At this year’s Golden Globes, Jim Carrey poked fun at Hollywood hot-topic Shia LaBeouf, saying, “Dying is easy. Comedy is hard. I believe it was Shia LaBeouf who said that.” Shia returned the bite with a boulder, posting a YouTube video of Carrey’s daughter’s band, saying, “At least I don’t get arrested for indecency on major LA highways! Or abandon love child’s.” He later deleted the tweets, saying, “Jim Carrey states that he is deeply involved in his daughter’s life—I accept that. Regret tweet on the matter. Apologies to both parents.” The first attack and the subsequent apology are predictably plagiarized, or as Shia might say, “artistically inspired” by Rupert Murdoch’s twitter feud with Hugh Grant
. Jenny McCarthy came to Carrey’s defense, insisting that her ex-boyfriend was deeply involved in his child’s life, and all feud’s should be sans family attacks.
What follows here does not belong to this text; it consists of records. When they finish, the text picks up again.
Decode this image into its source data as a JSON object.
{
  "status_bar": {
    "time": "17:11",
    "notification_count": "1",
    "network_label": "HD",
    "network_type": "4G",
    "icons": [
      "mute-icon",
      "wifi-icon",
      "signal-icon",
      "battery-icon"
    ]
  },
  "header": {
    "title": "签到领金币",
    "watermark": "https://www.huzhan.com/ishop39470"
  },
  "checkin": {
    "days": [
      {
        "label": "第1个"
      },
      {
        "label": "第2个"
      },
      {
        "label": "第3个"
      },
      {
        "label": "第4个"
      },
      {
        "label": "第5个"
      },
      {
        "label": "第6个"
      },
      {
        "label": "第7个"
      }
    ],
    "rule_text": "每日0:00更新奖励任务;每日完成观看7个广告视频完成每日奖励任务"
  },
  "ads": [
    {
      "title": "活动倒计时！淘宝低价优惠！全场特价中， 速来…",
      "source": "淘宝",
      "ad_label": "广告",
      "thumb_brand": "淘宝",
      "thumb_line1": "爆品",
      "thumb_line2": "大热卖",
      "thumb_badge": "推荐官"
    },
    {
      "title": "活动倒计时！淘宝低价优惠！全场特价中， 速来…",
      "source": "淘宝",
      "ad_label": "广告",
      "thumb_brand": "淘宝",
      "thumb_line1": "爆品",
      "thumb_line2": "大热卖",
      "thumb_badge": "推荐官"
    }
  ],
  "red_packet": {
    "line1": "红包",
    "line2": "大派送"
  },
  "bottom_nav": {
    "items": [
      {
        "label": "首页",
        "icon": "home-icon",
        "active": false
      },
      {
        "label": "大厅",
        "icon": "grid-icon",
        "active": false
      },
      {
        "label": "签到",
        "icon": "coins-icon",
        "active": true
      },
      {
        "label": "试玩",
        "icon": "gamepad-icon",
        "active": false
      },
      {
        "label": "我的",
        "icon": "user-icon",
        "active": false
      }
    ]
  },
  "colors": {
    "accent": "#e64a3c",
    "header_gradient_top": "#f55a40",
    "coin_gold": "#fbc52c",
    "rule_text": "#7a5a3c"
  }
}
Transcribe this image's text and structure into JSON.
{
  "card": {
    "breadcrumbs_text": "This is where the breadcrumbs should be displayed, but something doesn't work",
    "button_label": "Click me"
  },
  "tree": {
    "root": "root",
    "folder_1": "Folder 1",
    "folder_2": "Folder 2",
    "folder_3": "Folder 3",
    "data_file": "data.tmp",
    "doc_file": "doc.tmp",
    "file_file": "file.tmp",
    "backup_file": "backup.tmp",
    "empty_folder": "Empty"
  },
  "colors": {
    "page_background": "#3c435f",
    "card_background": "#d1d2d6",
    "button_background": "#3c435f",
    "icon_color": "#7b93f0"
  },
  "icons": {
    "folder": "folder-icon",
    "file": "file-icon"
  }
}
It’s become strikingly clear that Shia LaBeouf is adamantly out to prove some point on plagiarism. I have yet to discover what that point is, but that’s neither here nor there. His abstract attempt to defend his “art” (or the art of others, depending on your perspective), will likely sink his career. And while it’s fun to hit an easy target, when that target’s mental health becomes questionable, it’s imperative to relent. I’m on the fence about Shia’s state of mind, but this might be my last post about the star, given my moral standards. Watch below for Jenny McCarthy’s defense of Jim Carrey.